“I have the ability to redesign and recreate clothing to make it new and different. People send me things they find all the time and it makes me happy to know that I have inspired them,” he explained. “I want others to know that you don’t need a lot of money to be creative. I want to show people that someone like me who didn’t finish college can be creative too. All they need to do is look for things they like, perhaps take a class or two and shop at vintage stores, where beautiful things are not dimmed by time. If I can help inspire people to do that, I am doing my part to promote sustainability.”

To keep the goodwill going, Andy is planning to make the arts, most notably cooking and fashion, his equal passions, more accessible to people who are interested in it. He is in the process of transforming a barn on his property into a chefs’ tasting kitchen, where chefs from different cultures can showcase the food of their countries at a private weekend dinner, followed by a cooking demonstration that will be open to young people in the community to learn about cooking wholesome, healthy meals, with all the proceeds going to charity. The kitchen will be equipped with donated appliances and furnishings.

“I want to create a space to help young people with talent develop their skills and meet people and make connections through their community. It’s a win-win for everyone,” he said.

He is also working on a new venture with the godmother of fashion, Fern Mallis, the award-winning creator of New York Fashion Week. Devoted to promoting fashion as an artistic and cultural endeavor around the world, Fern and Andy are putting their heads and hearts together as they brainstorm ideas for a fundraising fashion gala that will celebrate heritage designers like Ralph Lauren, Calvin Klein, Donna Karan, Tom Brown and other fashion icons. This event, he believes, will not only redefine red carpet runway events, but is destined to make sustainability a major driver in the fashion industry. Excited to give new life to timeless fashions that truly shaped the industry, Andy looks forward to seeing event attendees dress amazingly using recycled material.

In concert with the gala, he is also establishing a foundation designed to empower more women to make it in the fashion industry with scholarships, training and career help, and will be recognizing women who have made a difference in fashion with a special honor that will be revealed during the gala event. All told, it underscores Andy’s belief in honoring people, past and present, who aspire to create a future filled with promise and passion, for themselves and for the good of others as well.

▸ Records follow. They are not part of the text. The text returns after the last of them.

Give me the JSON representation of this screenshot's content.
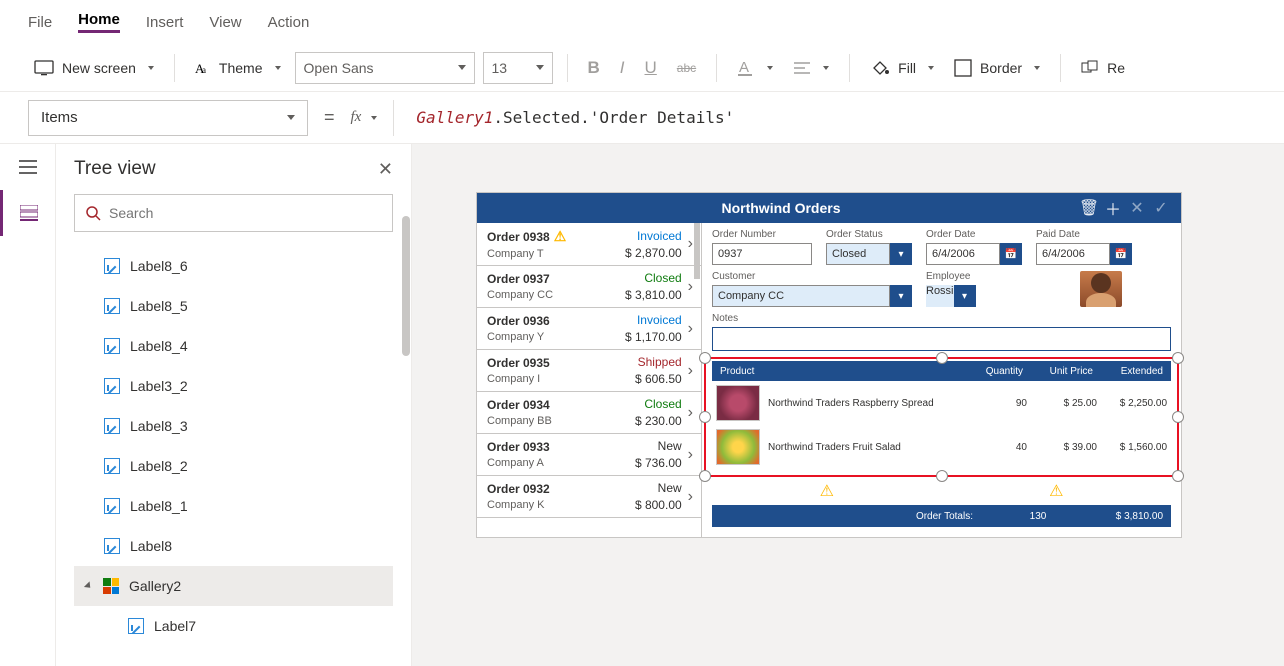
{
  "menu": {
    "file": "File",
    "home": "Home",
    "insert": "Insert",
    "view": "View",
    "action": "Action"
  },
  "toolbar": {
    "newScreen": "New screen",
    "theme": "Theme",
    "font": "Open Sans",
    "fontSize": "13",
    "fill": "Fill",
    "border": "Border",
    "reorder": "Re"
  },
  "property": {
    "name": "Items"
  },
  "formula": {
    "obj": "Gallery1",
    "rest": ".Selected.'Order Details'"
  },
  "tree": {
    "title": "Tree view",
    "searchPlaceholder": "Search",
    "items": [
      {
        "label": "Label8_6"
      },
      {
        "label": "Label8_5"
      },
      {
        "label": "Label8_4"
      },
      {
        "label": "Label3_2"
      },
      {
        "label": "Label8_3"
      },
      {
        "label": "Label8_2"
      },
      {
        "label": "Label8_1"
      },
      {
        "label": "Label8"
      }
    ],
    "selected": "Gallery2",
    "child": "Label7"
  },
  "app": {
    "title": "Northwind Orders",
    "orders": [
      {
        "name": "Order 0938",
        "company": "Company T",
        "status": "Invoiced",
        "statusClass": "st-inv",
        "amount": "$ 2,870.00",
        "warn": true
      },
      {
        "name": "Order 0937",
        "company": "Company CC",
        "status": "Closed",
        "statusClass": "st-closed",
        "amount": "$ 3,810.00"
      },
      {
        "name": "Order 0936",
        "company": "Company Y",
        "status": "Invoiced",
        "statusClass": "st-inv",
        "amount": "$ 1,170.00"
      },
      {
        "name": "Order 0935",
        "company": "Company I",
        "status": "Shipped",
        "statusClass": "st-ship",
        "amount": "$ 606.50"
      },
      {
        "name": "Order 0934",
        "company": "Company BB",
        "status": "Closed",
        "statusClass": "st-closed",
        "amount": "$ 230.00"
      },
      {
        "name": "Order 0933",
        "company": "Company A",
        "status": "New",
        "statusClass": "st-new",
        "amount": "$ 736.00"
      },
      {
        "name": "Order 0932",
        "company": "Company K",
        "status": "New",
        "statusClass": "st-new",
        "amount": "$ 800.00"
      }
    ],
    "detail": {
      "orderNumberLabel": "Order Number",
      "orderNumber": "0937",
      "orderStatusLabel": "Order Status",
      "orderStatus": "Closed",
      "orderDateLabel": "Order Date",
      "orderDate": "6/4/2006",
      "paidDateLabel": "Paid Date",
      "paidDate": "6/4/2006",
      "customerLabel": "Customer",
      "customer": "Company CC",
      "employeeLabel": "Employee",
      "employee": "Rossi",
      "notesLabel": "Notes"
    },
    "grid": {
      "headers": {
        "product": "Product",
        "qty": "Quantity",
        "price": "Unit Price",
        "ext": "Extended"
      },
      "rows": [
        {
          "name": "Northwind Traders Raspberry Spread",
          "qty": "90",
          "price": "$ 25.00",
          "ext": "$ 2,250.00"
        },
        {
          "name": "Northwind Traders Fruit Salad",
          "qty": "40",
          "price": "$ 39.00",
          "ext": "$ 1,560.00"
        }
      ]
    },
    "totals": {
      "label": "Order Totals:",
      "qty": "130",
      "amount": "$ 3,810.00"
    }
  }
}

As Andy told me as our conversation came to a close, “We cannot predict the future but we can plan for it one day at a time. For me, it’s about what I can achieve in one day to make a meaningful difference. I try to find the best solution and the best quality to make the best of every situation and I find happiness every day. Sharing that happiness with others is my secret to living a fabulous life.”


Leave a Reply

Your email address will not be published. Required fields are marked *